The salaries of CEO’s in this field are, from what I can find, private but I found a few clues. This one for Jorge Dominicis CEO for Wellpath, adjusted for inflation, puts it at about $400,000 a year, or $200 an hour. At a mental health facility in my community, the workers make less than $15 an hour. Many of these people are highly skilled, college educated, and in dept for years paying off student loan debt. The employees of these enterprises require food, housing, medical care, and so much more including a college education. In a just world, the employers of these individuals would pay enough to cover those costs, and more.
H. 163, like so many pieces of legislation, treats the symptoms of widening wage disparity and out of control CEO salaries while it ignores the cause. It allows corporations to continue to pay their work force less than what would be possible under “free market” rules with a coordinated effort with government to externalize the true cost of labor onto the backs of citizens in order to keep corporate profits and CEO salaries climbing higher and higher each year.
I’ll do more than complain about this. I will offer an alternative. The average US Federal Employee makes $52K a year while our “CEO” makes $400K, or a little less than 8X the average. If a corporation, hospital, or any other entity wishes to do business with the US or Massachusetts state government, such as accepting Mass Health or Medicare, they must provide wage reports that show a Average Worker / CEO ration of no more than 7.5X. Or, on a state level, the “CEO” Charlie Baker makes $185K while state social workers make $50K, so let’s legislate that any corporation wanting to do business with Mass Health or any source of state revenue meet that same CEO/worker ratio. As expected, the defense of these high CEO wages will be that they are necessary to secure top talent. Does that say that Charlie Baker is not top talent? (I will not comment on our current president)
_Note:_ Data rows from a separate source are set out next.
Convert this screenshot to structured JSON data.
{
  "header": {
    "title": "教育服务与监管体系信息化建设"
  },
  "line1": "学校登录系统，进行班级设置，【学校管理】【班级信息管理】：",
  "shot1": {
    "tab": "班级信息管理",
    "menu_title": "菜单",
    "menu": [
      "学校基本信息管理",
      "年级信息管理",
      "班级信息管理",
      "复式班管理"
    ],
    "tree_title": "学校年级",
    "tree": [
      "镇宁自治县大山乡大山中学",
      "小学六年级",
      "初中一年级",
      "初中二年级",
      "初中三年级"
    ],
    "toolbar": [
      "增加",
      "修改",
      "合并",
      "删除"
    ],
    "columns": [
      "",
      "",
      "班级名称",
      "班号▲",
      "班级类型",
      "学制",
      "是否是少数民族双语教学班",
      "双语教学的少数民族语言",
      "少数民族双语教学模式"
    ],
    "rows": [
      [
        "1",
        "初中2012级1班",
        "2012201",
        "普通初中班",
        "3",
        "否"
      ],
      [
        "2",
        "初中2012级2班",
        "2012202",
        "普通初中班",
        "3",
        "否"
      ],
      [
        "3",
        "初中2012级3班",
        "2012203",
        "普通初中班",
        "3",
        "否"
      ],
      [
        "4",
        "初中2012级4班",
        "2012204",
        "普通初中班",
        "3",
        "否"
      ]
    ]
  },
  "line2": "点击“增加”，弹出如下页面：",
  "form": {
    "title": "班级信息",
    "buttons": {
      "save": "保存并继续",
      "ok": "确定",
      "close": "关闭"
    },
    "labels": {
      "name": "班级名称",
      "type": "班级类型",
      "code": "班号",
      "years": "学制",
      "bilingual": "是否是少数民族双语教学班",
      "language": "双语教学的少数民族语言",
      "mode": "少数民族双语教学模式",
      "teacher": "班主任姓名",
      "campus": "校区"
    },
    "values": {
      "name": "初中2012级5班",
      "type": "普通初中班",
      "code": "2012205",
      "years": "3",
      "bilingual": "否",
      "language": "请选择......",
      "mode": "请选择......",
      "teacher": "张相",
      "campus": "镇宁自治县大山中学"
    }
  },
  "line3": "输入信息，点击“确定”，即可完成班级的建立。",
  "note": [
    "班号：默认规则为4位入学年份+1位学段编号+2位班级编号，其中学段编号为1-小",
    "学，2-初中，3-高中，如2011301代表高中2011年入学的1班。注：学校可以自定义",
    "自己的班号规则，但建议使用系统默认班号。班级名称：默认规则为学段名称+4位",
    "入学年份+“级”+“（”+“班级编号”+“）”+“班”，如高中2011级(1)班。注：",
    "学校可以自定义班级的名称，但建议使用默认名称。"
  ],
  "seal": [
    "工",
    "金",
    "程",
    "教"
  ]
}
While I am sure their may be a few glitches in my arithmetic, I hope you understand the objective. It’s nothing new and has been done before in other ways, such as granting government contracts to minority owned businesses or even the EMTALA legislation that requires hospitals to provide free care to many if they wish to be on the Medicare approved list.